Problem description ▸ Some lines below hold "arrow". Pick them out and copy them.

Supplied data ▸

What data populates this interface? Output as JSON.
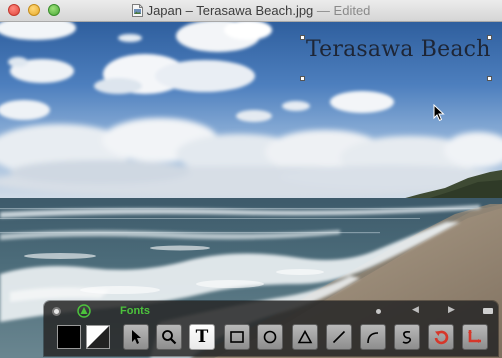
{
  "window": {
    "title": "Japan – Terasawa Beach.jpg",
    "separator": "—",
    "status": "Edited"
  },
  "icons": {
    "document": "jpg-document-icon",
    "cursor": "arrow-cursor-icon"
  },
  "photo": {
    "annotation_text": "Terasawa Beach",
    "annotation_color": "#1e2636"
  },
  "toolbar": {
    "fonts_label": "Fonts",
    "fonts_color": "#4cc23c",
    "stroke_color": "#000000",
    "fill_color": "none",
    "text_tool_label": "T",
    "tools": [
      {
        "name": "select-arrow",
        "selected": false
      },
      {
        "name": "zoom",
        "selected": false
      },
      {
        "name": "text",
        "selected": true
      },
      {
        "name": "rectangle",
        "selected": false
      },
      {
        "name": "oval",
        "selected": false
      },
      {
        "name": "triangle",
        "selected": false
      },
      {
        "name": "line",
        "selected": false
      },
      {
        "name": "curve",
        "selected": false
      },
      {
        "name": "freehand",
        "selected": false
      },
      {
        "name": "rotate",
        "selected": false
      },
      {
        "name": "crop",
        "selected": false
      }
    ],
    "nav": {
      "prev_label": "◀",
      "next_label": "▶"
    }
  }
}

Expected output ▸
    "cursor": "arrow-cursor-icon"
        "name": "select-arrow",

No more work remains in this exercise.